Thursday, May 24, 2007

Municipal Elections 2007....It's Nothing Personal

The gloves came off last week in the election for mayor of Madrid. In one of the televised debates held for the elections, the PSOE's candidate, Miguel Sebastian, brandished a photograph of a woman accused of involvement in Marbella's massive corruption scandal and demanded that current mayor Alberto Ruiz Gallardón explain his involvement with her. The reaction was interesting, not least because it exposed a significant difference in the treatment of politicians between Spain and the UK. The photograph in question was of Montserrat Corulla, who is accused of having run front companies for one of the main people behind the scandal in Marbella. Now, for reasons that will become clearer, it is difficult to be precise about the relationship between her and Gallardón. In the debate itself Gallardón denied that he had ever had any kind of "professional" relationship with Corulla and following the debate his party, the Partido Popular, loudly accused Sebastian of trying to introduce the mayor's personal life into the campaign.

By raising the issue in the way he did, Sebastian did seem to put the focus on the nature of this relationship and allowed his opponent to brush it aside on the grounds that it is a personal matter. In Spain the mainstream press does not touch the personal lives of politicians; whereas if this was the UK we would by now know more than we ever wanted to know about Corulla and Gallardón. In this particular case there are grounds for thinking that the British approach might be the better one, not because I have any interest in Gallardon's private life, but because there is actually a serious issue involved. Corulla was fronting projects in Madrid to turn protected buildings into luxury hotels, and seems to have made numerous visits to the department in the city administration dealing with planning proposals. She also seems to have had easy access to the most senior officials and councillors. The issues involved are explained in a bit more detail in this post from Periodismo Incendiario.

The issue at stake is whether a person involved in one of the biggest corruption scandals the country has ever known was able to use her relationship with the mayor of Madrid to obtain favourable treatment for projects that may well have involved the laundering of money from Marbella.
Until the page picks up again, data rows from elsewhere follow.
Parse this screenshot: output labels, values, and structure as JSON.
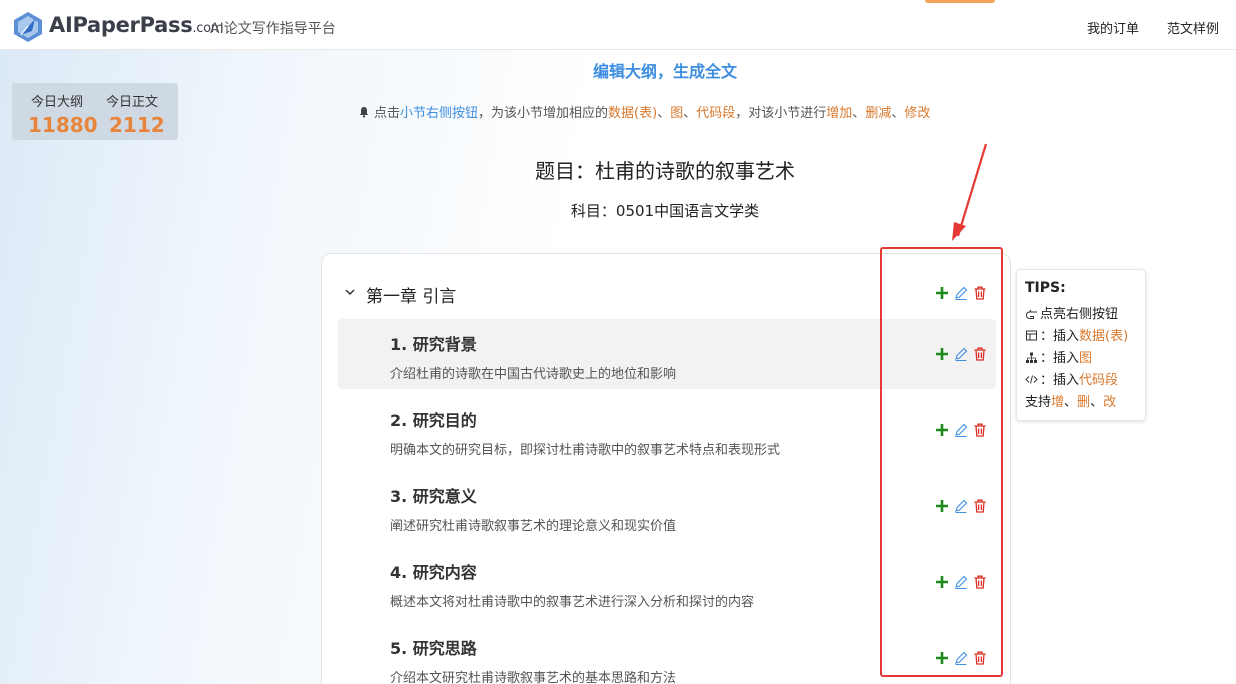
{
  "header": {
    "logo_main": "AIPaperPass",
    "logo_suffix": ".com",
    "tagline": "AI论文写作指导平台",
    "nav": [
      "我的订单",
      "范文样例"
    ]
  },
  "stats": {
    "outline_label": "今日大纲",
    "outline_value": "11880",
    "body_label": "今日正文",
    "body_value": "2112"
  },
  "heading": "编辑大纲，生成全文",
  "hint": {
    "p1": "点击",
    "p2": "小节右侧按钮",
    "p3": "，为该小节增加相应的",
    "p4": "数据(表)",
    "p5": "、",
    "p6": "图",
    "p7": "、",
    "p8": "代码段",
    "p9": "，对该小节进行",
    "p10": "增加",
    "p11": "、",
    "p12": "删减",
    "p13": "、",
    "p14": "修改"
  },
  "title": "题目：杜甫的诗歌的叙事艺术",
  "subject": "科目：0501中国语言文学类",
  "outline": {
    "chapter": "第一章 引言",
    "sections": [
      {
        "title": "1. 研究背景",
        "desc": "介绍杜甫的诗歌在中国古代诗歌史上的地位和影响"
      },
      {
        "title": "2. 研究目的",
        "desc": "明确本文的研究目标，即探讨杜甫诗歌中的叙事艺术特点和表现形式"
      },
      {
        "title": "3. 研究意义",
        "desc": "阐述研究杜甫诗歌叙事艺术的理论意义和现实价值"
      },
      {
        "title": "4. 研究内容",
        "desc": "概述本文将对杜甫诗歌中的叙事艺术进行深入分析和探讨的内容"
      },
      {
        "title": "5. 研究思路",
        "desc": "介绍本文研究杜甫诗歌叙事艺术的基本思路和方法"
      }
    ]
  },
  "tips": {
    "title": "TIPS:",
    "line1": "点亮右侧按钮",
    "line2a": "：插入",
    "line2b": "数据(表)",
    "line3a": "：插入",
    "line3b": "图",
    "line4a": "：插入",
    "line4b": "代码段",
    "line5a": "支持",
    "line5b": "增",
    "line5c": "、",
    "line5d": "删",
    "line5e": "、",
    "line5f": "改"
  },
  "colors": {
    "accent_blue": "#3d8ee0",
    "accent_orange": "#d9782c",
    "stat_orange": "#e8853d",
    "add_green": "#1a8a1a",
    "edit_blue": "#3d8ee0",
    "delete_red": "#d93025",
    "highlight_red": "#e53935"
  },
  "icons": [
    "logo-icon",
    "bell-icon",
    "chevron-down-icon",
    "plus-icon",
    "pencil-icon",
    "trash-icon",
    "pointing-hand-icon",
    "table-icon",
    "diagram-icon",
    "code-icon",
    "arrow-icon"
  ]
}
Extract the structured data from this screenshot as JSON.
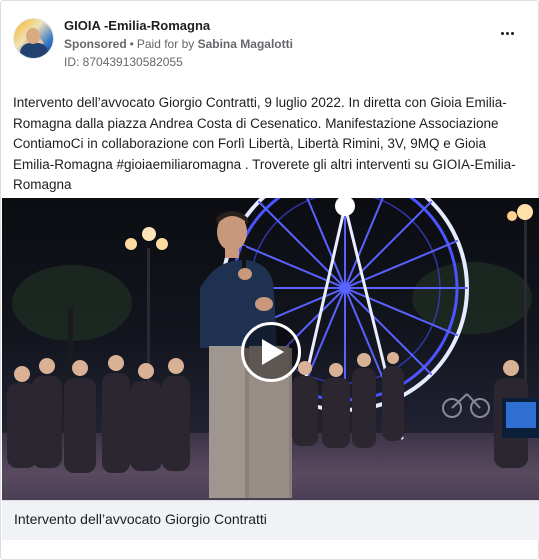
{
  "post": {
    "page_name": "GIOIA -Emilia-Romagna",
    "sponsored_label": "Sponsored",
    "separator": "•",
    "paid_for_prefix": "Paid for by",
    "paid_for_name": "Sabina Magalotti",
    "ad_id": "ID: 870439130582055",
    "more_options_icon": "more-horizontal-icon",
    "body_text": "Intervento dell’avvocato Giorgio Contratti, 9 luglio 2022. In diretta con Gioia Emilia-Romagna dalla piazza Andrea Costa di Cesenatico. Manifestazione Associazione ContiamoCi in collaborazione con Forlì Libertà, Libertà Rimini, 3V, 9MQ e Gioia Emilia-Romagna #gioiaemiliaromagna . Troverete gli altri interventi su GIOIA-Emilia-Romagna"
  },
  "media": {
    "type": "video",
    "play_icon": "play-icon",
    "caption": "Intervento dell’avvocato Giorgio Contratti"
  },
  "colors": {
    "text_primary": "#1c1e21",
    "text_secondary": "#65676b",
    "border": "#dadde1",
    "caption_bg": "#f0f2f5"
  }
}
By any standards it is an issue of public interest, but the general lack of transparency in the administration here makes it difficult to know what really happened. Couple this with being able to get rid of an issue by claiming that it is interference in your "personal" affairs, and we are none the wiser about what has been going on; the additional noise of it being raised during the election campaign doesn't help. So perhaps what we need to do is get the News of the World onto the case?

Meanwhile Gallardón is on course for a comfortable victory in Sunday's election, according to the latest opinion polls. Esperanza Aguirre also looks set to be returned as president of the regional government, and many observers are already focusing on the rivalry between the two and what might happen in the next few years if the PP fails to win the general election in 2008.

1 comment:

madrid teacher said...

It is a fine line between press intrusion into private personal life and private life that has an impact of performance of public duties. It may seem a cleaner form of journalism when private life remains private, but the worry is what dirt does it cover up? I am all for calling in the news of the World